I did have a growth spurt and I was one of the tallest boys in the Under 13s Rugby team, but alas that was the end and I have remained 5 foot 7 and a half inches ever after and that half inch is very important. My cap size was 6 and seven-eighths, but I don’t really know what that meant. I would have loved to have been a couple of inches taller, but that was not to be. Of course all my four sons are considerably taller than me.

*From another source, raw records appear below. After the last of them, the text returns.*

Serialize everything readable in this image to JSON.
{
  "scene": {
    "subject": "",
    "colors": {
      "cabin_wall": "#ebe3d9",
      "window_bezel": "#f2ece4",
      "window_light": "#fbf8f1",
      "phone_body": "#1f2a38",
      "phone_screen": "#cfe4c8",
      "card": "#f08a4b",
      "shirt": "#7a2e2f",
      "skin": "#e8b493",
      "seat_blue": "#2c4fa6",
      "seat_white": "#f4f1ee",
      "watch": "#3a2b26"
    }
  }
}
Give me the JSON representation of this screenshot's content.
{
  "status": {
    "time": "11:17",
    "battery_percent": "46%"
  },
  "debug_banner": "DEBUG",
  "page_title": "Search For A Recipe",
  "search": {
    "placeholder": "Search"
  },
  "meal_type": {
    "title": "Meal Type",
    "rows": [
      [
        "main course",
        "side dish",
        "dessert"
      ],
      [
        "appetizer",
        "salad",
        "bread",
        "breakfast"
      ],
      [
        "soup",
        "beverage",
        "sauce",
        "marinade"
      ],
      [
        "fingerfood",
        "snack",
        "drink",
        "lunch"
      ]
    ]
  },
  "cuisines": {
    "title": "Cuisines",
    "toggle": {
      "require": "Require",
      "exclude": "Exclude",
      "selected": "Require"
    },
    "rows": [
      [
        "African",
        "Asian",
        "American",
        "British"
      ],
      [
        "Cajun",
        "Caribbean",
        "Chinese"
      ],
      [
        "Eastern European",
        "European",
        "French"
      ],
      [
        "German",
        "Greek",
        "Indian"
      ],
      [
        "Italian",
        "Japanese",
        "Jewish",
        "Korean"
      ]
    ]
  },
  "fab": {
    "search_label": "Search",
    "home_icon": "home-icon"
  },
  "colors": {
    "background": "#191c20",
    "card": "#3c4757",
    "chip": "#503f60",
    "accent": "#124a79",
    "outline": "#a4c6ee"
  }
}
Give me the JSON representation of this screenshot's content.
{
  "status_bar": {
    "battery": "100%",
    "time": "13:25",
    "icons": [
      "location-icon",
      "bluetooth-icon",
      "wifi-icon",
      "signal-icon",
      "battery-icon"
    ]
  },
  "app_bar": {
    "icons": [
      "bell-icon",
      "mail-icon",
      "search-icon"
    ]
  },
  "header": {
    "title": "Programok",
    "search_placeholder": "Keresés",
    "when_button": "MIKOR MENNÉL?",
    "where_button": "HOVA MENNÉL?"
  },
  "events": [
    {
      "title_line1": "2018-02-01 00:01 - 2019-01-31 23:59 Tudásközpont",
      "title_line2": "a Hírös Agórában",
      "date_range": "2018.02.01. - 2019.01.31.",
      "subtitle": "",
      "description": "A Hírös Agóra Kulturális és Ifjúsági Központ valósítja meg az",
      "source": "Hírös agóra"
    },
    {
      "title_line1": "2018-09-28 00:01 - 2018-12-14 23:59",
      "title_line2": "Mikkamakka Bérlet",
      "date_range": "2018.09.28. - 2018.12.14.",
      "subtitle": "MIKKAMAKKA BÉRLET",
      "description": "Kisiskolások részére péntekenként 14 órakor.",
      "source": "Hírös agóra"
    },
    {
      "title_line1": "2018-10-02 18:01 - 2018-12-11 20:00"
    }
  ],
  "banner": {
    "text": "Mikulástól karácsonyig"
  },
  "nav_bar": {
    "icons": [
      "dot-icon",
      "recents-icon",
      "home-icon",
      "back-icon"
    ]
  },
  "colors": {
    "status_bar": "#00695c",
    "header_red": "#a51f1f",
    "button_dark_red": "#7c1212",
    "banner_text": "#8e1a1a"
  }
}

All of these changes I took in my stride, but hair was the one that was a killer. Despite knowing it would come, the arrival of bodily hair was something that you didn’t want to be the first to have, nor the last. Sport was the problem area as we had to have a bath, naked after rugby, or a shower when they became available. These were times when you were vulnerable to the gaze of others of your peers. This was bad enough when you looked just like them, but when you were different that was a problem. Comments would be made, and egos bruised after taunting and ribbing. Luckily I was not the first, but not long after and no attempts to hide evidence would succeed for long. During that second year the balance changed and it was those not yet sporting this new sign of manhood that suffered the jibes and the flicking of the wet towels. Luckily we all grow out of this, but there was considerable eyeing other boys’ development to compare how we had been placed in the pecking order of manhood.
With the changes came the question of hygiene and teenage boys have a strong aroma that any teacher entering a warm classroom towards the end of the day can testify is choking. Teenage girls don’t seem to notice and I can only assume they lose their sense of smell for a few years. Mothers often make the fact that they smell known to their sons and deodorant is introduced. Never doing things by halves, boys take to it with gusto. This is aided and abetted by advertisers who know how to win boys over. The right deodorant copiously applied can attract beautiful ladies, make them uncontrollable with desire and throw themselves at the spottiest, least attractive young man. Teenage boys believe this with a passion and Brut was more than liberally added to the natural bodily smells. For some reason, boys don’t quite get that changing clothes, bathing and showering would have far more beneficial effects, so they drown in the pungent deodorant and sprays.
To add insult to injury, becoming self aware is assailed by the eruption of pimples. I don’t think anyone really avoids the dreaded spots, but some suffer more severely than others. I remember knowing each one as a mark of horror, but I am not sure that other people really noticed.
For many of us this was a difficult time, but a necessary one. No matter how hard it was for us, it was much harder for our parents as they had to suffer us, our moods, irrational behaviour and unkindness towards them. I think most boys, or at least I did, spend the rest of their lives regretting what they said and did to their mothers, but being a boy I can’t speak for girls.